Foods of animal origin, and in particular poultry products, are recognized as the most important vehicles of Campylobacter infection in humans. Reduction of Campylobacter contamination of poultry could therefore reduce the risk of campylobacteriosis to consumers. However, the epidemiology of Campylobacter colonization in poultry is not completely understood. Horizontal transmission via the farm environment seems to be the major route for Campylobacter contamination of poultry4. Whereas, vertical transmission of Campylobacter via the egg, from positive breeder flocks to their progeny2,8,9 and horizontal transmission of Campylobacter from one broiler flock to the next one via a persistent contamination within the broiler house4 has not been found to be very likely. Serotyping is often used to support epidemiological investigations. However, serotyping has the disadvantage of having low discriminatory power and additionally, a substantial number of Campylobacter strains are nontypable. Therefore, we have used PCR fingerprinting in this study as an epidemiological marker and compared the results with those obtained with the Penner serotyping7. Thirty-four Campylobacter isolates, belonging to 10 different Penner serotypes, were included in this study. These campylobacters were isolated from broilers, other domestic animals on the farm and from darkling beetles inside the broiler houses.
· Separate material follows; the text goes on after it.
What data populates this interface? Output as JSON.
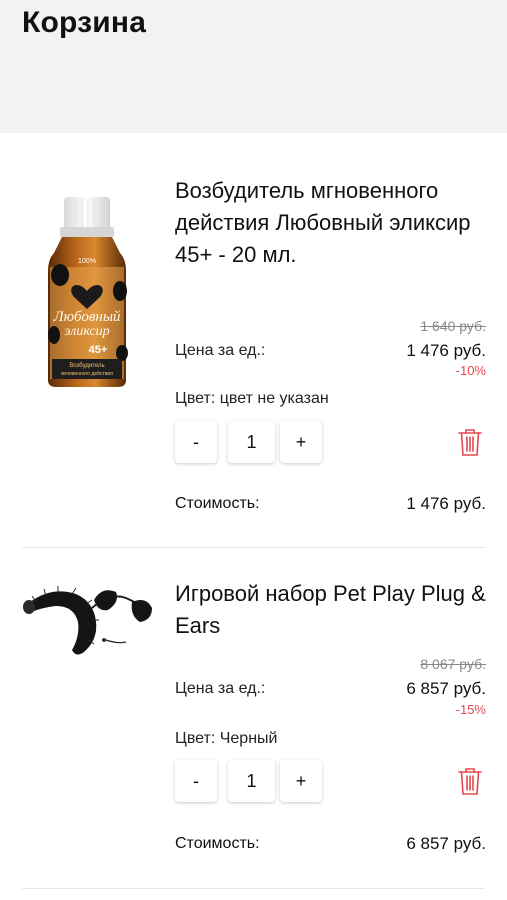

KeywordsHorizontal Transmission Animal Source Coli Layer Broiler Flock Broiler House
Unable to display preview. Download preview PDF.
- 3.Guerry P., Logan S.M. and Trust T.J. (1987) J. Bacteriol, 170, 316–319.Google Scholar
- 5.Jensen M.A., Webster J.A. and Straus, N. (1993) Appl. Environm. Microbiol, 59, 945–952.Google Scholar
- 9.Van de Giesen A., Mazurier S.I., Jacobs-Reitsma W.F., Jansen W., Berkers P., Ritmeester W. and Wernars K. (1992) Appl. Environm. Microbiol, 58, 1913–1917.Google Scholar